Thus have Prince William & Catherine been joined in Holy Matrimony in London’s Westminster Abbey with the eyes of England and the world upon them. And as with each of these generational royal weddings – 1947 Elizabeth and Philip, 1981 Charles and Diana – the good and worthy media has informed us that the throngs lining the processional route from the Abbey to Buckingham Palace swelled to, verily, one million strong to witness the drenched opulence of it all.
Indeed, such bold estimates echo those made during our very own major marathons as they stretch and wind through the 26.2 miles of our lordly cities. But how faithful are such estimates, truly? Let’s do the math.
Each mile constitutes 5280 feet, therefore,
When considering both sides of the street we have 10,560 total roadside viewing feet per mile.
Assigning each person standing street-side 2 feet of shoulder width, means
Each mile can hold 5280 people watching shoulder to shoulder along a single row.

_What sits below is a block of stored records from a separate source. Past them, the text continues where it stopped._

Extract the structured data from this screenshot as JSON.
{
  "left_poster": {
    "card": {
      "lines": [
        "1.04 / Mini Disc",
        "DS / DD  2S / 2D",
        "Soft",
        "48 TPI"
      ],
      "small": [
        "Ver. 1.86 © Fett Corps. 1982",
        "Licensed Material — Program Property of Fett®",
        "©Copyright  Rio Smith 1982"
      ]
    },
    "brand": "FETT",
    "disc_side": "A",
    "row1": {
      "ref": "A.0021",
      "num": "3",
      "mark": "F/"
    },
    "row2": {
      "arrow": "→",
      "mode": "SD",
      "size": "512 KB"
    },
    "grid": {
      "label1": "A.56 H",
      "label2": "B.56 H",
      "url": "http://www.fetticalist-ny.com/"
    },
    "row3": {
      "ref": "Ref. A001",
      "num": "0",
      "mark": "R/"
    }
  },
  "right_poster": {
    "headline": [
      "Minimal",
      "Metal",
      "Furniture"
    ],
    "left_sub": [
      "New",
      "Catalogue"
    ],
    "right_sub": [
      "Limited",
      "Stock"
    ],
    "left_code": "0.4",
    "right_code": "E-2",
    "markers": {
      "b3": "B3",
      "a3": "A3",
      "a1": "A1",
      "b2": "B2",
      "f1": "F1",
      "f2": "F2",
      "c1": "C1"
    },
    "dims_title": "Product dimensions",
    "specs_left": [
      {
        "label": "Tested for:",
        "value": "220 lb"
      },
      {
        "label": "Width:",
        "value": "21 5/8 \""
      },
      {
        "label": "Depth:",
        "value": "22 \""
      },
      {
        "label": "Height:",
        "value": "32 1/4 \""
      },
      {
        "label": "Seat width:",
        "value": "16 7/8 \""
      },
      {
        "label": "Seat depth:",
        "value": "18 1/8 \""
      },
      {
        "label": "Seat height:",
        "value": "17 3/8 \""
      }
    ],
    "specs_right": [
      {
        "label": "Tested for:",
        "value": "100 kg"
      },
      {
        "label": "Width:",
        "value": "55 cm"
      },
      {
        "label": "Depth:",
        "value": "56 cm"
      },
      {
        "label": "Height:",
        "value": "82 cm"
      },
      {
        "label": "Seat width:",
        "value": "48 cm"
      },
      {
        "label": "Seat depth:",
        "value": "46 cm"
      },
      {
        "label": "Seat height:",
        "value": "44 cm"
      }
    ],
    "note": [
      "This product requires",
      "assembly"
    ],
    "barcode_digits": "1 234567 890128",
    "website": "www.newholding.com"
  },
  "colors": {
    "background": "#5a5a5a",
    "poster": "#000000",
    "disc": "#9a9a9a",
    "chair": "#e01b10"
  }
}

For William & Catherine’s royal wedding, therefore, it would necessitate 189+ rows of onlookers along both sides of the street to fit one million spectators into that single mile corridor.
For the recently run 115th Boston Marathon, where Geoffrey Mutai’s 2:03:02 – the fastest time ever run over the marathon distance – captured so much attention, sparking debate as the effects of wind and downhill gradients, the Boston Athletic Association offered 500,000 as the estimated number of spectators. The New York Road Runners claims their ING New York City Marathon draws 2.5 million spectators through the five boroughs each November!
After careful consideration and consultation with the IAAF, the international governing body of the sport, the BAA this week withdrew its petition for Geoffrey Mutai’s performance on April 18th for world record status. Downhill and downwind, evidently, does make a difference.
Upon further review, which shows that it would necessitate 3.6 rows deep of spectators standing shoulder-to-shoulder along both sides of the route through all 26.2 miles in Boston to reach half a million spectators, and 18 rows deep in New York City including over the Verrazano Narrows and all other bridges linking the boroughs in order to accumulate 2.5 million, perhaps we can now reconsider the number of onlookers in the pursuit of ontological veracity.
For a sport which is so attentive to the precision of time, distance, and the correlation between the two, which wheels courses multiple times to within an inch of their lives to make for an engineered exactitude, such inflated crowd estimates would make even William & Catherine Windsor blanche (not that you could tell).